» **Task brief**:
I would like you to output every record below exactly, apart from the pictures.

****

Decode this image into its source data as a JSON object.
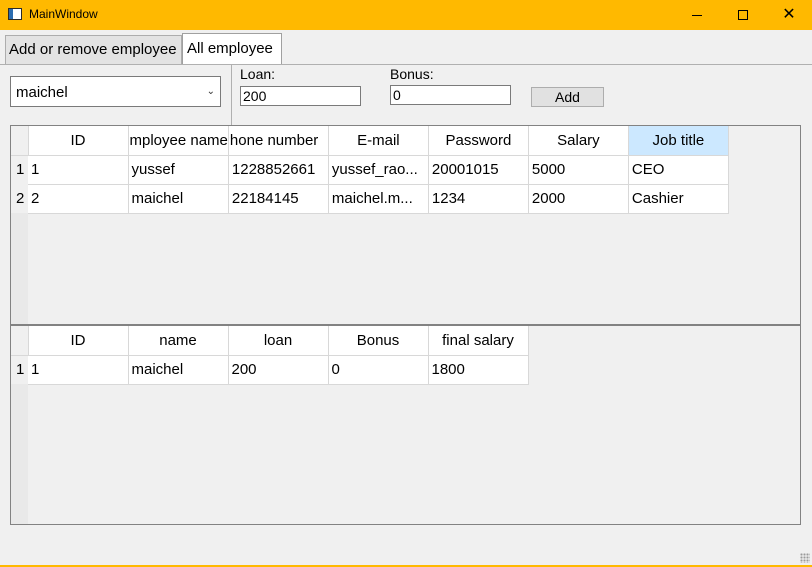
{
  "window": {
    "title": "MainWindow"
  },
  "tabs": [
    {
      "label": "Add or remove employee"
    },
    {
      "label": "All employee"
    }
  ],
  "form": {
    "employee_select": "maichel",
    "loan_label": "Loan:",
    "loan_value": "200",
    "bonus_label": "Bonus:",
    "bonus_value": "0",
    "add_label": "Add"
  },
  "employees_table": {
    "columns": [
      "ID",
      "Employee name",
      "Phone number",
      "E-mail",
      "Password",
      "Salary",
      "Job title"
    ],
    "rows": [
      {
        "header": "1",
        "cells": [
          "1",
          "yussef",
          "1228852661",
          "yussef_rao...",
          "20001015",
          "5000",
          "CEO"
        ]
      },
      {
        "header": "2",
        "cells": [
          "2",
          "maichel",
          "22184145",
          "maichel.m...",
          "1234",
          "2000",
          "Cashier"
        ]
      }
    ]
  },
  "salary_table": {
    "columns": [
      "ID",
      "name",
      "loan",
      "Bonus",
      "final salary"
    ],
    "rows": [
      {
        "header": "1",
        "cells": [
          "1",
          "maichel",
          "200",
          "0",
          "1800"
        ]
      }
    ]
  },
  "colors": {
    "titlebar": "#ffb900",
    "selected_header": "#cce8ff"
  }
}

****

» **Answer to this problem**:
Decode this image into its source data as a JSON object.
{
  "window": {
    "title": "MainWindow"
  },
  "tabs": [
    {
      "label": "Add or remove employee"
    },
    {
      "label": "All employee"
    }
  ],
  "form": {
    "employee_select": "maichel",
    "loan_label": "Loan:",
    "loan_value": "200",
    "bonus_label": "Bonus:",
    "bonus_value": "0",
    "add_label": "Add"
  },
  "employees_table": {
    "columns": [
      "ID",
      "Employee name",
      "Phone number",
      "E-mail",
      "Password",
      "Salary",
      "Job title"
    ],
    "rows": [
      {
        "header": "1",
        "cells": [
          "1",
          "yussef",
          "1228852661",
          "yussef_rao...",
          "20001015",
          "5000",
          "CEO"
        ]
      },
      {
        "header": "2",
        "cells": [
          "2",
          "maichel",
          "22184145",
          "maichel.m...",
          "1234",
          "2000",
          "Cashier"
        ]
      }
    ]
  },
  "salary_table": {
    "columns": [
      "ID",
      "name",
      "loan",
      "Bonus",
      "final salary"
    ],
    "rows": [
      {
        "header": "1",
        "cells": [
          "1",
          "maichel",
          "200",
          "0",
          "1800"
        ]
      }
    ]
  },
  "colors": {
    "titlebar": "#ffb900",
    "selected_header": "#cce8ff"
  }
}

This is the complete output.